If $X$ does not contain an element of order $2$, then it contains only element of order $3$. But there are two of those, and they are multiples of each other, so in this case $X$ can only generate $C_3$.

In the end, $X$ generates $S_3$ if and only if $X$ contains at least one transposition and a distinct nontrivial element.

In general, you can say that transpositions generate a symmetric group, or that a $n$-cycle and a transposition generate $S_n$, but the aim is more oriented towards finding a generating set, instead of all.

There are, however, probabilistic results that for particular classes of groups $G$ tell you what is the probability that any two, three, $n$ random elements generate $G$.


Let me try to collect a few things written in the comments.

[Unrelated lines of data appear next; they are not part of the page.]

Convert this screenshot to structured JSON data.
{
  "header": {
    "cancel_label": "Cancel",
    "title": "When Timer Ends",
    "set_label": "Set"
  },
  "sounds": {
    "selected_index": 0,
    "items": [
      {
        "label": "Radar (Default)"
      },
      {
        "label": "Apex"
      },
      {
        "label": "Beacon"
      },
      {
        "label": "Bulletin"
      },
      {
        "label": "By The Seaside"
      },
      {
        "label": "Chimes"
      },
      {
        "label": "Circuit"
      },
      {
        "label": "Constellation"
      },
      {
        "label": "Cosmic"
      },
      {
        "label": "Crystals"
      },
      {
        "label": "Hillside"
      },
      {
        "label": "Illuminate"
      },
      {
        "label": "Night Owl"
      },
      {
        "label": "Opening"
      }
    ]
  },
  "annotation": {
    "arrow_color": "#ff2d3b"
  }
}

I will argue that the only non-generating set is the one comprising the two elements of order $3$. Observe, first, that if $S \subset S_3$ contains at least one element of order $2$ and at least one element of order $3$ then $|S_3| = 2 \cdot 3 \mid |\langle S \rangle|$, thus $\langle S \rangle = S_3$.

If a subset $S \subset S_3$ contains at least three elements then either it must contain at least one element of order $3$ and at least one element of order $2$, so $\langle S \rangle = S_3$ in that case, or the three transpositions. For the latter case see further down.

Therefore, the problem reduces to showing that the only non-generating set with two elements is the one comprising the two elements of order $3$. By the previous argument, an element of order $2$ and an element of order $3$ generate $S_3$. So the matter is merely to show that any two transpositions generate $S_3$. The product of any two transpositions in $S_3$, however, results in an element of order $3$ and we are done.

To answer the counting part of the question: any subset of $S_3 \setminus \{\mathrm{id}\}$ is a generating set except $\{(123), (132) \}$. In total, we thus have $2^5 -1$ generating sets. If instead you want minimal generating sets then you are looking at ${5 \choose 2}-1 = 9$.

P.S. The working assumption here is that only non-trivial elements can contribute as generators. If we include the trivial element then the count needs correction.


The group $S_3$ consist of the unit element $1$, three transpositions $(12), (13), (23)$ and two 3-cycles $(123),(132)$.

The transpositions are reflections of an equilateral triangle and the 3-cycles are rotations by 120 degrees each.

The subgroups of $S_3$ are the trivial subgroups, the subgroups of order 2 each of which given by one of the transpositions, and one subgroup of order 3, given by the 3-cycles.

Note that two reflections provide a rotation.

This information should be enough to construct all generating sets.


Your Answer

By clicking “Post Your Answer”, you agree to our terms of service, privacy policy and cookie policy

Not the answer you're looking for? Browse other questions tagged or ask your own question.